Evil? Danish cult heavy metal band? Never heard of them. But if Mighty Music have agreed to release the album, one should think that there's something on offer here.
There is something on offer, but it's not something that I'd immediately consider worthy of a cult status. Perhaps in 1984, this would have made waves, but in the year of our lord 2015, this is hardly remarkable heavy metal in the vein of Accept and Priest, only without the talents of said bands. All music is delivered by Freddie Wolf who originally was the drummer of the band, but apparently thought that he might as well take over all instrumentation for this release. Well, yeah, why not? To be fair, he does a fine job, although most parts are used and borrowed stuff.
As much as I'm fairly comfortable with the music, although the quality is not evenly distributed across the 32 minutes the disc lasts, Søren Nico Adamsen's handling of the vocals is really getting on my tits. The former Artillery singer does a poor job of making things sound...well, good. He's for the most part shrill and annoying to listen to. His best performance on this album is the track Keep It True where he does great pastiches of Udo Dirkschneider and Klaus Meine.

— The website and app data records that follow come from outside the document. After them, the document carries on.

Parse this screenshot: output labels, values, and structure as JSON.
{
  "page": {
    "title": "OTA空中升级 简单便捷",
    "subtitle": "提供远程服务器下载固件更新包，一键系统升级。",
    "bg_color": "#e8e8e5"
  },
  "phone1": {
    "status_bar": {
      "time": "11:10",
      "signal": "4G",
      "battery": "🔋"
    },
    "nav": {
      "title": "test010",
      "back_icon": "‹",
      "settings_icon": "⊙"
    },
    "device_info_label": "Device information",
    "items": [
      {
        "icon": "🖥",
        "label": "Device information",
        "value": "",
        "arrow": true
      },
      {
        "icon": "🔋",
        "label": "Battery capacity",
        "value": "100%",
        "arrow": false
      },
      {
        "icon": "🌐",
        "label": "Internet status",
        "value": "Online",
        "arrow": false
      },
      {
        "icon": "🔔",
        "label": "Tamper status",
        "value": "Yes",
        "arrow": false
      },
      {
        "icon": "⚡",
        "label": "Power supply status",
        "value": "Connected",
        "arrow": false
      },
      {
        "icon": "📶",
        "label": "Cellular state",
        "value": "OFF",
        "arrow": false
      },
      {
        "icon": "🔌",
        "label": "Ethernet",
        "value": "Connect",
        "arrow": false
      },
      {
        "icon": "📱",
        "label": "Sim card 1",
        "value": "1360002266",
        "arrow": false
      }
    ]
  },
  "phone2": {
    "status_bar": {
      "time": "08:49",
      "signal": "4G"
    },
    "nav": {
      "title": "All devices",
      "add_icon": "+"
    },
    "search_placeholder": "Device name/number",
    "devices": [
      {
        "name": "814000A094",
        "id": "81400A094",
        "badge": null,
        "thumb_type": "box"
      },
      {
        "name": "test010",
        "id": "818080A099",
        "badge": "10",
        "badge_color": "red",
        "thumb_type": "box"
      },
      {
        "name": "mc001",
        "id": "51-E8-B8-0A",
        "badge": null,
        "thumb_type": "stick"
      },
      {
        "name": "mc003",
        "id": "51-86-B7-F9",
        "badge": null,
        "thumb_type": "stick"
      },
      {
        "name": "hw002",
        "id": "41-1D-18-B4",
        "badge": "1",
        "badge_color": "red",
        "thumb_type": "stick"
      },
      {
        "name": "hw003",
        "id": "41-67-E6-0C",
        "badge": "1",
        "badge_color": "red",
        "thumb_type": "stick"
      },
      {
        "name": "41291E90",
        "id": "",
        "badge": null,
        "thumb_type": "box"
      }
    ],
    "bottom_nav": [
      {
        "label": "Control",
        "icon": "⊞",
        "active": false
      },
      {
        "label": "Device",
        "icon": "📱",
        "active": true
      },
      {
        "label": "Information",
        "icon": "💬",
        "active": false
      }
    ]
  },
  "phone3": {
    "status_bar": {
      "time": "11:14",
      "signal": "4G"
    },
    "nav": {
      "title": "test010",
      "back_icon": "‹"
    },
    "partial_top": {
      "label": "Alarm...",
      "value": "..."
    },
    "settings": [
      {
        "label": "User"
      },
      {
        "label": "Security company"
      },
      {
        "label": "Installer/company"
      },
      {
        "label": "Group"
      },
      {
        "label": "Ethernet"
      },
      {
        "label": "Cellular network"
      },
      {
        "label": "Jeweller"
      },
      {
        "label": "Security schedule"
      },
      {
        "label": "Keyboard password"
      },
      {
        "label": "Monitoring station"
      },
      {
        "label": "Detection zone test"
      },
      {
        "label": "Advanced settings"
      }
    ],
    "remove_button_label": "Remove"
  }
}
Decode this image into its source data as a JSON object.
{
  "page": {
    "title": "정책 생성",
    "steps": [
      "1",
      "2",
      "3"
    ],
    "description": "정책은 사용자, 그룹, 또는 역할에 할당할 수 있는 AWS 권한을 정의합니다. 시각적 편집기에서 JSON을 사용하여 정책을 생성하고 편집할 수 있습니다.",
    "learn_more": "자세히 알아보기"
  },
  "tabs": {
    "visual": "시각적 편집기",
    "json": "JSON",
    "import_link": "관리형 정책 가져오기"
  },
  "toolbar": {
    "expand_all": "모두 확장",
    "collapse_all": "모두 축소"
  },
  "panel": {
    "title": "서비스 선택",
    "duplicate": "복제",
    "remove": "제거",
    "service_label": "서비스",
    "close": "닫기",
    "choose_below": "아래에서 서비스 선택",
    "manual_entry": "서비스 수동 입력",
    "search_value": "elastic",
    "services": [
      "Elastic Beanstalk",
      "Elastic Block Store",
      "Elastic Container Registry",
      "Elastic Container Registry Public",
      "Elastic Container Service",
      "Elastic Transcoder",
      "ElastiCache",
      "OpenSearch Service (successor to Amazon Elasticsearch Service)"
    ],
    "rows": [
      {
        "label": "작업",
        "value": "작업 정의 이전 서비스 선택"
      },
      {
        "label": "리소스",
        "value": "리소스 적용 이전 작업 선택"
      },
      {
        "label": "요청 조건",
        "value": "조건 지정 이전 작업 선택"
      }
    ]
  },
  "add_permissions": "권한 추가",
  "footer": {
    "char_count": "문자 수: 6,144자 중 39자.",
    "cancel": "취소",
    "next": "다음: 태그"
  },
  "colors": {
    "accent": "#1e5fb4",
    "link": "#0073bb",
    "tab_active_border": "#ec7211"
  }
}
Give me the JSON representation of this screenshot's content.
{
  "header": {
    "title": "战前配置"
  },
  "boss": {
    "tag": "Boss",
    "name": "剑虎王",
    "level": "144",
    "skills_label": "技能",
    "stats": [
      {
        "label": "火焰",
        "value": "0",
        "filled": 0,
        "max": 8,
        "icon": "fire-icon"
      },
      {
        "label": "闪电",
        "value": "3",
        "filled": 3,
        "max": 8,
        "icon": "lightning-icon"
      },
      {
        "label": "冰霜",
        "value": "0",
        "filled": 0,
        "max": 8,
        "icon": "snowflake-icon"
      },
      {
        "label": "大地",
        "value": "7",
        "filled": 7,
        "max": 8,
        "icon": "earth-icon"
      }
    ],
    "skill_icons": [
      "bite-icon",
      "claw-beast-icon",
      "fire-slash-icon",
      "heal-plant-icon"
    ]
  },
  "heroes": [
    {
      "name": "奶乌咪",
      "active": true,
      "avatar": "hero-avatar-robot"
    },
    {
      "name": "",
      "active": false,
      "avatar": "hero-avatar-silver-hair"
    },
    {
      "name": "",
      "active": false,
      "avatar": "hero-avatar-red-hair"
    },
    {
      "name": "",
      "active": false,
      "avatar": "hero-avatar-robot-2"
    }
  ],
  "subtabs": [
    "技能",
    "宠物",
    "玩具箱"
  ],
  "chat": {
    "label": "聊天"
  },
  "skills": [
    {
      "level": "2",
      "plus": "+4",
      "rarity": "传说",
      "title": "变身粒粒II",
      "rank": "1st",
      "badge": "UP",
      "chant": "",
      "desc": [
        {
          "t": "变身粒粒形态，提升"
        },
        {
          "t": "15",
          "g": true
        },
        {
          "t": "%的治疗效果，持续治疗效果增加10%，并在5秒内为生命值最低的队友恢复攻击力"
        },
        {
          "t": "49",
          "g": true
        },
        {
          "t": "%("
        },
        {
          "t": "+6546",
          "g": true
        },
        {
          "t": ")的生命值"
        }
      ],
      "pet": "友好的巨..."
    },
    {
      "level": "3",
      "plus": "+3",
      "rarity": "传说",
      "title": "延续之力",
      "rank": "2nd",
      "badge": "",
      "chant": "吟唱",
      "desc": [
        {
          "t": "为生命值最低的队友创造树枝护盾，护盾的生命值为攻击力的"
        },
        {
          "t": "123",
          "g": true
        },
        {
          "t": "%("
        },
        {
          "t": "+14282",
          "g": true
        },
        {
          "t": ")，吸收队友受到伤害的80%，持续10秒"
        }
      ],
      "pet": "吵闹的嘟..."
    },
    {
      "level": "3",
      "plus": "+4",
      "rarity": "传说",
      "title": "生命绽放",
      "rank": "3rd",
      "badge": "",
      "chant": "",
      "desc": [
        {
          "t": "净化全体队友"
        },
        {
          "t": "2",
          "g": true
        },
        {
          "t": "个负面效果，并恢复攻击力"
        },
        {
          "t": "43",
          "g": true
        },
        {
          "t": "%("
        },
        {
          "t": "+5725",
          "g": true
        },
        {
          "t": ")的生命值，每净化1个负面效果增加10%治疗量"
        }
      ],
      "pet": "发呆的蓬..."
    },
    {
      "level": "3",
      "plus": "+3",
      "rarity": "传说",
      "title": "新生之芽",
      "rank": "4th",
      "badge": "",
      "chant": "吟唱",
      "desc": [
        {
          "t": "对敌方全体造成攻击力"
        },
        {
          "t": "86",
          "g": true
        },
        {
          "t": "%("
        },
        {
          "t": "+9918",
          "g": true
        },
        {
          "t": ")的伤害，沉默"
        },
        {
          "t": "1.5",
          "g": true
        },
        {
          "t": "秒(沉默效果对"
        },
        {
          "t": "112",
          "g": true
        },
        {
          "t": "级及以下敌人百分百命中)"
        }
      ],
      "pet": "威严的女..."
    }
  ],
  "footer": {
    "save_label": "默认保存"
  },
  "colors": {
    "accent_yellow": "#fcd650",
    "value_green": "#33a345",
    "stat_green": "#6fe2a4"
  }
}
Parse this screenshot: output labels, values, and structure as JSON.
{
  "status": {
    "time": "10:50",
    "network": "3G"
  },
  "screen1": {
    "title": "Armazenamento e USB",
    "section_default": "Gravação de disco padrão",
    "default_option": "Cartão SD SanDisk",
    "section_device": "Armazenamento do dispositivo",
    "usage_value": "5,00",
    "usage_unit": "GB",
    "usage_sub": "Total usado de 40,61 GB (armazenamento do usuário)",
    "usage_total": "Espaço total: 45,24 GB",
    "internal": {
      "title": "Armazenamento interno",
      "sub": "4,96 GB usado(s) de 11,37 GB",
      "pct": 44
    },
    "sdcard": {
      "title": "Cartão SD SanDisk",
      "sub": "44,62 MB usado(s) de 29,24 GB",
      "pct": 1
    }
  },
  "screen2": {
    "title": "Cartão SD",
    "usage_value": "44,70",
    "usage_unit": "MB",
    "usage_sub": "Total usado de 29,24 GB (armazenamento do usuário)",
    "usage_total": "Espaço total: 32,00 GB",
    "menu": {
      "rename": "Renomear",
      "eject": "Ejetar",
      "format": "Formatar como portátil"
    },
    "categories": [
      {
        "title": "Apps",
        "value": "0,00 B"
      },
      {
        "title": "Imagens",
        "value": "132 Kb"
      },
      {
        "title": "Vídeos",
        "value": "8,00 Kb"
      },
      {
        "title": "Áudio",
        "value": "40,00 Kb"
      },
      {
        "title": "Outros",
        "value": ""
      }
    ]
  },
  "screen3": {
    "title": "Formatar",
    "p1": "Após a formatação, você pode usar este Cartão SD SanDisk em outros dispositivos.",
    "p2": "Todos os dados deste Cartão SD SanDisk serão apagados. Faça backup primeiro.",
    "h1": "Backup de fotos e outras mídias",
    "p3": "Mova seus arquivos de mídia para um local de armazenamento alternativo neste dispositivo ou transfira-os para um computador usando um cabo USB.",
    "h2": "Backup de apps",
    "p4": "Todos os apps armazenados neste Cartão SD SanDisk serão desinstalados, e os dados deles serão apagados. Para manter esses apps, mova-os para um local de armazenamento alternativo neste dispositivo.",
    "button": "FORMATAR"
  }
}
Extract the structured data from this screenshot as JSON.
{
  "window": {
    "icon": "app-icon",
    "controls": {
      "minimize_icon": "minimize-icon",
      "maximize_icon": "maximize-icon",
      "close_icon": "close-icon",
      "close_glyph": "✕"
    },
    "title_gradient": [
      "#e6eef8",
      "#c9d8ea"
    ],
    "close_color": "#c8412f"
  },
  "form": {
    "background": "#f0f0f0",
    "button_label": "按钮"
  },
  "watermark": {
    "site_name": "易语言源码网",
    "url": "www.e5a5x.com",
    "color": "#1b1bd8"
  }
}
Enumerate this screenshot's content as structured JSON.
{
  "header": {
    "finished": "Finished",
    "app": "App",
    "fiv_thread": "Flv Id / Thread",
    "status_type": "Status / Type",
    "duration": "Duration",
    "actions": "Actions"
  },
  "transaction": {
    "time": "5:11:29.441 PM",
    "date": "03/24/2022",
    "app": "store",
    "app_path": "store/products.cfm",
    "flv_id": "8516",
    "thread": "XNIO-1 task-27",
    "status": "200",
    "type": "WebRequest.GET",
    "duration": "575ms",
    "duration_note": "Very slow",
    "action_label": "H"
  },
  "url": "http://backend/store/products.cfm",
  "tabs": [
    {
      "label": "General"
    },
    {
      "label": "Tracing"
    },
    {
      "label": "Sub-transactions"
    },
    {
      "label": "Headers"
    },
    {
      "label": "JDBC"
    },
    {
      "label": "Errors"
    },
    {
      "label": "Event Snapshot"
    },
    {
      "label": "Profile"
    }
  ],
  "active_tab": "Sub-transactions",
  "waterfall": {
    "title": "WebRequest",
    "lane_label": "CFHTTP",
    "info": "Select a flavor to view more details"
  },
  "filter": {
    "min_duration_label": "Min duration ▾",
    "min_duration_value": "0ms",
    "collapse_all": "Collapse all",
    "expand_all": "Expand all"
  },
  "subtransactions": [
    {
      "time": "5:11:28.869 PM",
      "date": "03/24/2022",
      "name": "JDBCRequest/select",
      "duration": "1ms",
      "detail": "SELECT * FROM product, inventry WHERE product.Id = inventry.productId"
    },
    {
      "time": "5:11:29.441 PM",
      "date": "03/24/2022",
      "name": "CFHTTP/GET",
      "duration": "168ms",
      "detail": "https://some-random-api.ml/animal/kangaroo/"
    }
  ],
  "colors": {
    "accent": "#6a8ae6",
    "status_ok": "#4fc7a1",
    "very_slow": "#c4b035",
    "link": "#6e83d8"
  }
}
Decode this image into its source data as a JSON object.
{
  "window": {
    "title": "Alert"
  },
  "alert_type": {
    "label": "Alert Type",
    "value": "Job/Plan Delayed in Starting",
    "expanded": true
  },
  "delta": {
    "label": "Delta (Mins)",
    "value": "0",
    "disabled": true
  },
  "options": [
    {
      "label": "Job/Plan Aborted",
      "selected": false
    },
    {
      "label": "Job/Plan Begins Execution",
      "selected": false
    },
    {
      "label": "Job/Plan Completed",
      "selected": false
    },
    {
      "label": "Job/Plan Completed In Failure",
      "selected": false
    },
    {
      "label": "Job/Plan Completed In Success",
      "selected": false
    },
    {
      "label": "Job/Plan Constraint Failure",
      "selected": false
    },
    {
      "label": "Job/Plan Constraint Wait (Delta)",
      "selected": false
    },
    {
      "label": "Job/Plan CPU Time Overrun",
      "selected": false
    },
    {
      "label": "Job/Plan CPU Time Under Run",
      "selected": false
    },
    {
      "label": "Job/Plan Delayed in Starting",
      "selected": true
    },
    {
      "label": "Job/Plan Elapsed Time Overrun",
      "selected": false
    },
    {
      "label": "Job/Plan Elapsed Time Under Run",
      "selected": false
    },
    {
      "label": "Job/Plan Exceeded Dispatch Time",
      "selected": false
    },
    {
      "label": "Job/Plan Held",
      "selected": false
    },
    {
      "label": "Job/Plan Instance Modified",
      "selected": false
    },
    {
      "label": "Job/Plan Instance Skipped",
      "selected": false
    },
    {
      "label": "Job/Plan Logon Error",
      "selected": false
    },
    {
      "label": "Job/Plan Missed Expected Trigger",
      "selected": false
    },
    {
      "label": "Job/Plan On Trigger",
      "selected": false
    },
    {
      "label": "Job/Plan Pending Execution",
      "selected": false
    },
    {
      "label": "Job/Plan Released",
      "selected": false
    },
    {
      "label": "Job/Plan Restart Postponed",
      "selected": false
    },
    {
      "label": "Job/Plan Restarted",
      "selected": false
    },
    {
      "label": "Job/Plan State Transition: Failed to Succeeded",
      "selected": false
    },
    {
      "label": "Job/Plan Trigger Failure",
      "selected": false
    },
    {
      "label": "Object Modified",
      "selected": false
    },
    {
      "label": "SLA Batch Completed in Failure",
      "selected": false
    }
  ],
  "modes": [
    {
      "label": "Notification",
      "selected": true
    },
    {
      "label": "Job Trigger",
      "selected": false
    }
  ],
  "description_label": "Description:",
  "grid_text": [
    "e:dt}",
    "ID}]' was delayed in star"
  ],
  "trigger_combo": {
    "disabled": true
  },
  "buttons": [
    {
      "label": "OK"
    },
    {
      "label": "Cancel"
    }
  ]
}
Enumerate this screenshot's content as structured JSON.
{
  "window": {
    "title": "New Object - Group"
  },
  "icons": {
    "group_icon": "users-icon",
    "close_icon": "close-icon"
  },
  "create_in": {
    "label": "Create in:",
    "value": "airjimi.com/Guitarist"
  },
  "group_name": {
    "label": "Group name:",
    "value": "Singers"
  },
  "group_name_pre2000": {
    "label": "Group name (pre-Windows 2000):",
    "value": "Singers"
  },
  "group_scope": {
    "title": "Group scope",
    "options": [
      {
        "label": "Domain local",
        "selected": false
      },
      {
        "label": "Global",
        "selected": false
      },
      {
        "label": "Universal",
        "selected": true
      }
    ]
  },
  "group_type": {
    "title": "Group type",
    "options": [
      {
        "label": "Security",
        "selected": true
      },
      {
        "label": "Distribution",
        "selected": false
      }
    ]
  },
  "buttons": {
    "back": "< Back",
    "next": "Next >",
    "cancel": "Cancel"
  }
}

So all in all, this is an album that only in part works for me, the music for the most part is alright, the vocals aren't. Cult or not.